Excerpts from an interface dataset -
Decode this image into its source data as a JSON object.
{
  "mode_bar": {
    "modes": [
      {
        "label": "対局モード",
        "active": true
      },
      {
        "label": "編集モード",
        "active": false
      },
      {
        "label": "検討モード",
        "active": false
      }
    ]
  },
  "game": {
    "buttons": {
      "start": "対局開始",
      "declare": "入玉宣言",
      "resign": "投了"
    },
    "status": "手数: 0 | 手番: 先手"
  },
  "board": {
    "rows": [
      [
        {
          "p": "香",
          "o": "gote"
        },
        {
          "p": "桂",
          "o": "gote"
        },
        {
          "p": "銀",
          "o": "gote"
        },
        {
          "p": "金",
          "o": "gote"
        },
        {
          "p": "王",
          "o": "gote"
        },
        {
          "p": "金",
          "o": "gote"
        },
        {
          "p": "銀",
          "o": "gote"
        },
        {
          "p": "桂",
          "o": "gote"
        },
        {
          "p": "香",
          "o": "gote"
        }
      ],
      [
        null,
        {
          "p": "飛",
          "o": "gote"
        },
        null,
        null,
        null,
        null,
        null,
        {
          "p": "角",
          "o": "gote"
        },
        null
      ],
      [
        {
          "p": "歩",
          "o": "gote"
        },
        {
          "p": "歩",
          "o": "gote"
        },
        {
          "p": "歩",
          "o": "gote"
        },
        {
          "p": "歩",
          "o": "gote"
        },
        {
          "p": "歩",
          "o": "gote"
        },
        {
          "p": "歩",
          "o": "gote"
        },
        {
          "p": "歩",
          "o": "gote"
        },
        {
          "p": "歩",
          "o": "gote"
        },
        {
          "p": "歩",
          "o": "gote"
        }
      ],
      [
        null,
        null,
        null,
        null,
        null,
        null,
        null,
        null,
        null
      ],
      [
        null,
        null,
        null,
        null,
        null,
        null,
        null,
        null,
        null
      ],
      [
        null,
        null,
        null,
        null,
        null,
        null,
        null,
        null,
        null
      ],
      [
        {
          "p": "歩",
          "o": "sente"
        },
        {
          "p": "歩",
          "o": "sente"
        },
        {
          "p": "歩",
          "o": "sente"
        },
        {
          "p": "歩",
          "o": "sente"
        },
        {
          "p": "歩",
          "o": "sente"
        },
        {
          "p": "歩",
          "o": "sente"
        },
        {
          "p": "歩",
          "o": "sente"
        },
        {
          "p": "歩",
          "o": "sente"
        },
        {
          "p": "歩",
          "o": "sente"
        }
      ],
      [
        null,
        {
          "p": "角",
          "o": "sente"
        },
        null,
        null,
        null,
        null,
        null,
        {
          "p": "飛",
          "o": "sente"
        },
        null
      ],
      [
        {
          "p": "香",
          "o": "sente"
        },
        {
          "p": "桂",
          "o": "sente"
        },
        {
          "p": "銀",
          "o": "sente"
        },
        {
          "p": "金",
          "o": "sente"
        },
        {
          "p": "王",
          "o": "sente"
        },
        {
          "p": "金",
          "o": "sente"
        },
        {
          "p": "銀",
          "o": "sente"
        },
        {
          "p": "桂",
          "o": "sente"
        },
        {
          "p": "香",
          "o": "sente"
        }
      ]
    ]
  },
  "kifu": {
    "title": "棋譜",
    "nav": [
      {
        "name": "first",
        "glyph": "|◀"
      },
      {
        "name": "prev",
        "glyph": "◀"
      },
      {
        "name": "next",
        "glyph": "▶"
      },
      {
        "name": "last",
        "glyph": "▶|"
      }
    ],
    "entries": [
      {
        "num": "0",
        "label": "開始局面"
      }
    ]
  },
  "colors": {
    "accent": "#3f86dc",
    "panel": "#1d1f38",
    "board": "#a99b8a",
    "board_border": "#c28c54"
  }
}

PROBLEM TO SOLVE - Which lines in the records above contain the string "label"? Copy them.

PROBLEM SOLUTION -
        "label": "対局モード",
        "label": "編集モード",
        "label": "検討モード",
        "label": "開始局面"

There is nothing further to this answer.